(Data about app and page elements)
---+---
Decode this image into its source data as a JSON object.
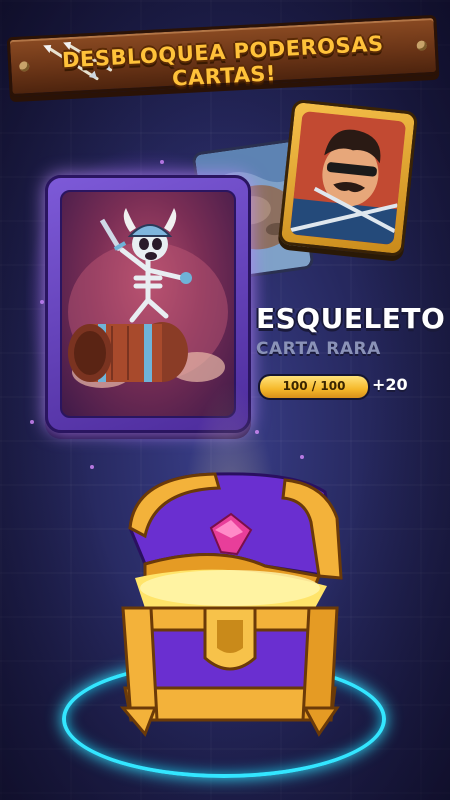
{
  "banner": {
    "title": "DESBLOQUEA PODEROSAS CARTAS!"
  },
  "card": {
    "name": "ESQUELETO",
    "rarity": "CARTA RARA",
    "progress_text": "100 / 100",
    "progress_fraction": 1.0,
    "bonus": "+20"
  },
  "colors": {
    "banner_text": "#ffc23a",
    "card_frame": "#7d5ad8",
    "progress_fill": "#f5b82a",
    "ring": "#33e6ff",
    "chest_gold": "#f3b23a",
    "chest_purple": "#6a2fd0"
  },
  "icons": [
    "arrows-icon",
    "gem-icon",
    "lock-icon",
    "skeleton-icon",
    "barrel-icon"
  ]
}
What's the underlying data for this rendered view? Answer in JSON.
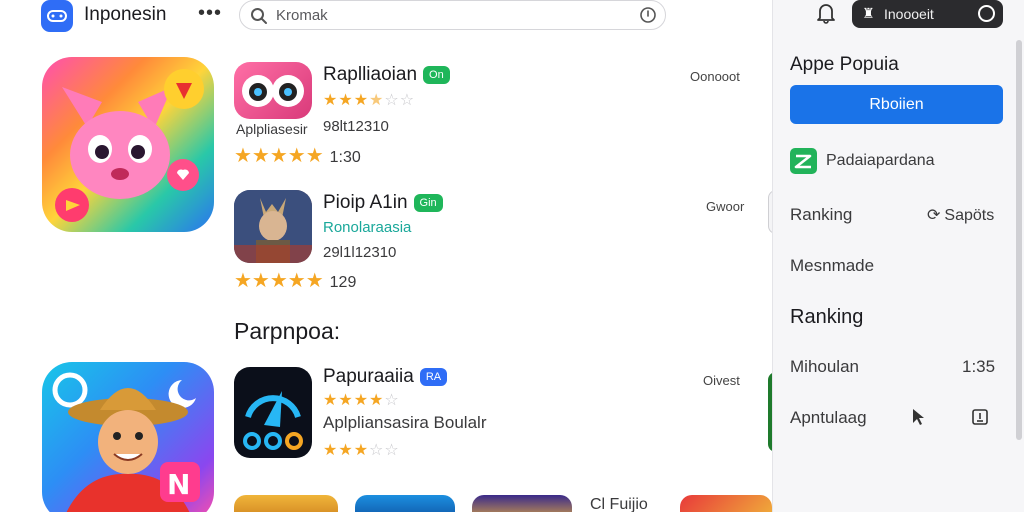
{
  "header": {
    "app_title": "Inponesin",
    "more_label": "•••",
    "search_placeholder": "Kromak",
    "logo_icon": "controller-icon",
    "search_icon": "search-icon",
    "mic_icon": "voice-icon"
  },
  "apps": [
    {
      "name": "Raplliaoian",
      "badge": "On",
      "line1": "Aplpliasesir",
      "line2": "98lt12310",
      "rating_stars_small": 3.5,
      "rating_stars_large": 5,
      "rating_number": "1:30",
      "get_label": "Oonooot"
    },
    {
      "name": "Pioip A1in",
      "badge": "Gin",
      "line1": "Ronolaraasia",
      "line2": "29l1l12310",
      "rating_stars_large": 5,
      "rating_number": "129",
      "get_label": "Gwoor"
    },
    {
      "name": "Papuraaiia",
      "badge": "RA",
      "line1": "Aplpliansasira Boulalr",
      "rating_stars_small": 4,
      "rating_stars_small2": 3,
      "get_label": "Oivest"
    }
  ],
  "section_heading": "Parpnpoa:",
  "bottom_partial_label": "Cl Fuijio",
  "panel": {
    "account_text": "Inoooeit",
    "title": "Appe Popuia",
    "primary_button": "Rboiien",
    "row_icon_text": "Padaiapardana",
    "row_ranking_1": "Ranking",
    "row_ranking_1_side": "Sapöts",
    "row_message": "Mesnmade",
    "row_ranking_2": "Ranking",
    "row_minolan": "Mihoulan",
    "row_minolan_value": "1:35",
    "row_apntulag": "Apntulaag"
  },
  "colors": {
    "accent_blue": "#1a73e8",
    "star": "#f5a623",
    "badge_green": "#1fb65a",
    "teal_text": "#1aa89a"
  }
}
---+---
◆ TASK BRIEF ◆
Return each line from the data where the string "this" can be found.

◆ ANSWER TO THE PROBLEM ◆
Decode this image into its source data as a JSON object.
What's the underlying data for this rendered view? Answer in JSON.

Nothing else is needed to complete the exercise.